» **BRIEF**:
Search the data for "demos". Each line containing it is to be copied.

Start of EXERCISE MATERIAL

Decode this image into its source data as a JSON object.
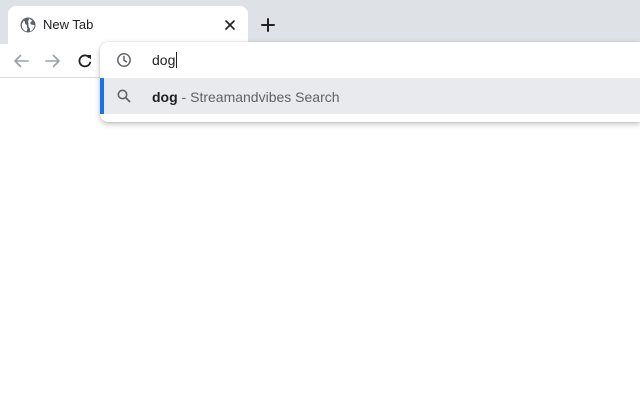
{
  "tab": {
    "title": "New Tab",
    "favicon": "globe-icon",
    "close_icon": "close-icon"
  },
  "new_tab_icon": "plus-icon",
  "toolbar": {
    "back_icon": "arrow-left-icon",
    "forward_icon": "arrow-right-icon",
    "reload_icon": "reload-icon"
  },
  "omnibox": {
    "value": "dog",
    "input_icon": "history-icon",
    "suggestions": [
      {
        "icon": "search-icon",
        "query": "dog",
        "separator": " - ",
        "engine": "Streamandvibes Search",
        "selected": true
      }
    ]
  },
  "colors": {
    "tabstrip": "#dee1e6",
    "selected_suggestion": "#e8eaed",
    "accent": "#1a73e8"
  }
}
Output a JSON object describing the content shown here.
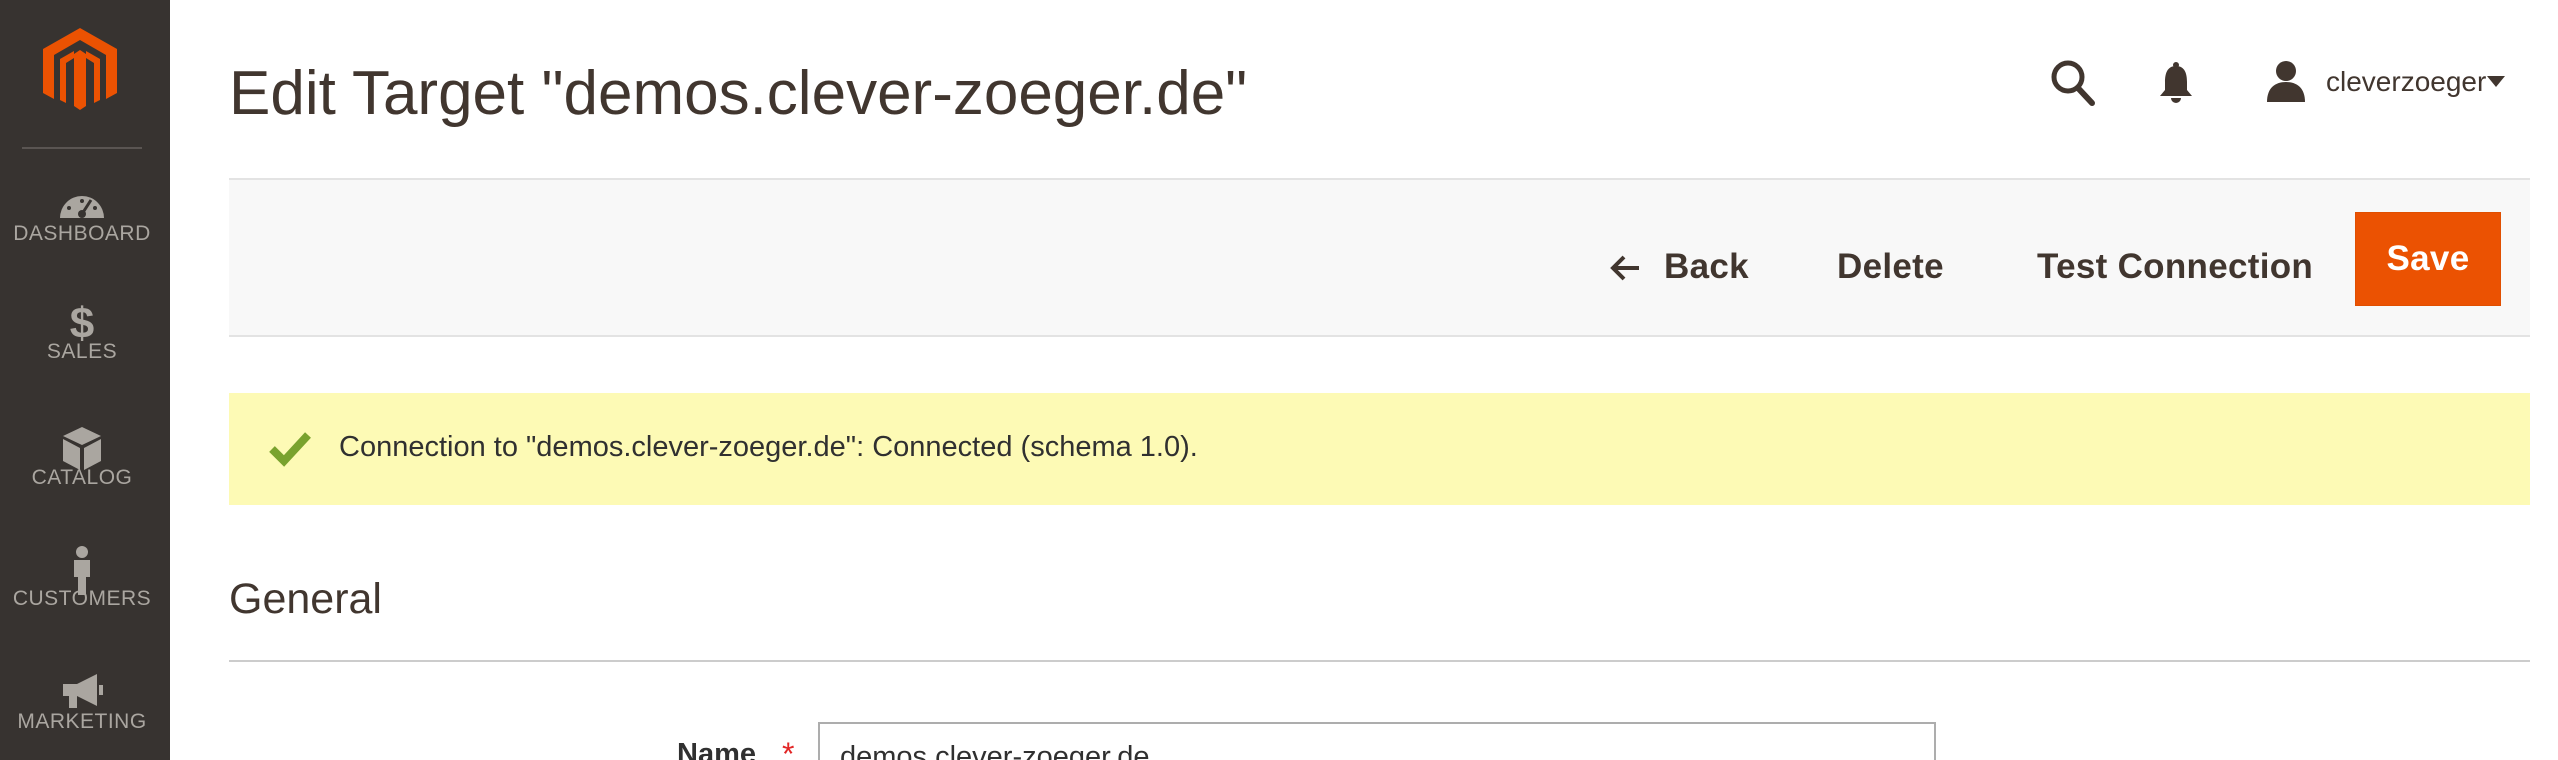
{
  "sidebar": {
    "logo_icon": "magento-logo-icon",
    "items": [
      {
        "label": "DASHBOARD",
        "icon": "dashboard-gauge-icon"
      },
      {
        "label": "SALES",
        "icon": "dollar-icon"
      },
      {
        "label": "CATALOG",
        "icon": "box-icon"
      },
      {
        "label": "CUSTOMERS",
        "icon": "person-icon"
      },
      {
        "label": "MARKETING",
        "icon": "megaphone-icon"
      }
    ]
  },
  "header": {
    "title": "Edit Target \"demos.clever-zoeger.de\"",
    "search_icon": "search-icon",
    "notifications_icon": "bell-icon",
    "user": {
      "name": "cleverzoeger",
      "icon": "user-icon"
    }
  },
  "toolbar": {
    "back_label": "Back",
    "delete_label": "Delete",
    "test_connection_label": "Test Connection",
    "save_label": "Save"
  },
  "message": {
    "type": "success",
    "icon": "checkmark-icon",
    "text": "Connection to \"demos.clever-zoeger.de\": Connected (schema 1.0)."
  },
  "section": {
    "title": "General"
  },
  "form": {
    "name_label": "Name",
    "name_required": "*",
    "name_value": "demos.clever-zoeger.de"
  },
  "colors": {
    "sidebar_bg": "#373330",
    "accent": "#eb5202",
    "message_bg": "#fdfab5",
    "success_icon": "#79a22e"
  }
}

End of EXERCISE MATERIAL

» **REPLY TO THE TASK**:
    "title": "Edit Target \"demos.clever-zoeger.de\"",
    "text": "Connection to \"demos.clever-zoeger.de\": Connected (schema 1.0)."
    "name_value": "demos.clever-zoeger.de"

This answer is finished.